Ease of building
Building a wooden chicken coop from scratch is a daunting task! Like any carpentry work, it must be squared off, level, and properly constructed. The supply list alone will have you making several trips to various hardware stores! How nice would it be to have everything come inside of a box, requiring only a screwdriver to assemble?
Deciding to buy or build a chicken coop relies heavily on your experience. Chicken coops (or any other animal enclosure) are not a project for beginners! Your flock’s comfort and safety depend on the design of their coop.

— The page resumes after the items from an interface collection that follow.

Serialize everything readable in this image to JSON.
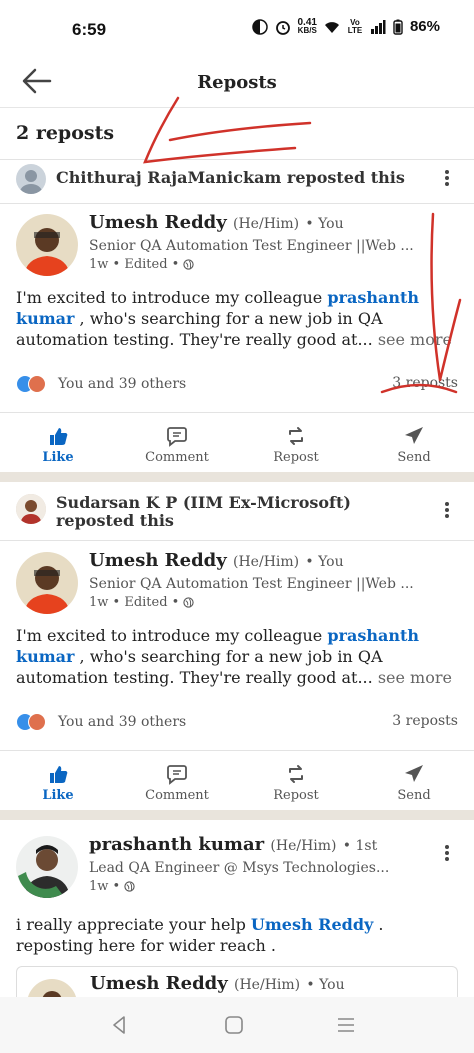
{
  "status_bar": {
    "time": "6:59",
    "speed_value": "0.41",
    "speed_unit": "KB/S",
    "network": "Vo LTE",
    "battery": "86%"
  },
  "header": {
    "title": "Reposts",
    "back_icon": "arrow-left-icon"
  },
  "repost_count": "2 reposts",
  "items": [
    {
      "reposter_line": "Chithuraj RajaManickam reposted this",
      "author": {
        "name": "Umesh Reddy",
        "pronouns": "(He/Him)",
        "degree": "• You",
        "headline": "Senior QA Automation Test Engineer ||Web ...",
        "meta": "1w • Edited •"
      },
      "body": {
        "text1": "I'm excited to introduce my colleague ",
        "mention": "prashanth kumar",
        "text2": " , who's searching for a new job in QA automation testing. They're really good at",
        "ellipsis": "...",
        "see_more": " see more"
      },
      "reactions": {
        "summary": "You and 39 others",
        "reposts": "3 reposts"
      }
    },
    {
      "reposter_line": "Sudarsan K P (IIM Ex-Microsoft) reposted this",
      "author": {
        "name": "Umesh Reddy",
        "pronouns": "(He/Him)",
        "degree": "• You",
        "headline": "Senior QA Automation Test Engineer ||Web ...",
        "meta": "1w • Edited •"
      },
      "body": {
        "text1": "I'm excited to introduce my colleague ",
        "mention": "prashanth kumar",
        "text2": " , who's searching for a new job in QA automation testing. They're really good at",
        "ellipsis": "...",
        "see_more": " see more"
      },
      "reactions": {
        "summary": "You and 39 others",
        "reposts": "3 reposts"
      }
    }
  ],
  "actions": {
    "like": "Like",
    "comment": "Comment",
    "repost": "Repost",
    "send": "Send"
  },
  "third_post": {
    "author": {
      "name": "prashanth kumar",
      "pronouns": "(He/Him)",
      "degree": "• 1st",
      "headline": "Lead QA Engineer @ Msys Technologies...",
      "meta": "1w •",
      "badge": "#OPENTOWORK"
    },
    "body": {
      "text1": "i really appreciate your help ",
      "mention": "Umesh Reddy",
      "text2": " . reposting here for wider reach ."
    },
    "quoted": {
      "name": "Umesh Reddy",
      "pronouns": "(He/Him)",
      "degree": "• You"
    }
  },
  "nav": {
    "back": "nav-back-icon",
    "home": "nav-home-icon",
    "recents": "nav-recents-icon"
  },
  "colors": {
    "link": "#0a66c2",
    "annotation": "#d0322a",
    "separator": "#e9e4dc"
  }
}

Thankfully, assembling an Omlet chicken coop can be done in just a few hours. Our step-by-step videos make assembly easy and enjoyable. All you’ll need is a level space and a screwdriver. Your children can even help build an Omlet coop, which will help include them in your family’s flock-raising journey.
Is a plastic or wooden chicken coop best for me & my flock?
Maybe you’re already the owner of a wooden chicken coop and thinking about upgrading to a plastic coop. Is it really worth all of the fuss? Check with your hens to see! Are your chickens happy in their wooden coop?
Unless you are meticulous with repairs and maintenance on a wooden chicken coop, your chickens would probably be happier in a plastic coop. The increased security, ventilation, insulation, and ease of cleaning that plastic coops have to offer make keeping chickens much more enjoyable. So ask yourself: are you happy with your chickens’ wooden coop? If the answer is “no”, then it’s time to upgrade to plastic!
Omlet’s easy maintenance plastic chicken coops
Omlet has a variety of high-quality plastic chicken coops to fit your flock and family’s needs. From the original Eglu Go, to our largest coop yet – the Eglu Cube, there’s a coop for everyone.
Reasons to choose a chicken coop from Omlet:
- Easy to clean, move, and customize
- Superior safety, insulation, and ventilation
- Weatherproof and predator-resistant
- Excellent customer service
- Backed by a 2-year warranty
Thousands of chicken keepers have experienced the ease of owning hens with an Omlet chicken coop. In fact, you can reach out to a local Omlet ambassador to ask them about their experience, and see their setup for yourself.
See the Omlet difference
We’ve invented coops that bring joy to chicken ownership. Keeping chickens shouldn’t be a chore – it should be a relaxing and rewarding hobby. Once you’ve decided on an Omlet chicken coop, explore our other products that are designed to complement to your coop, such as:
As always, our team of experts are ready to help you decide which coop is right for you and your flock, and to support your entire chicken-keeping journey.
This entry was posted in Chickens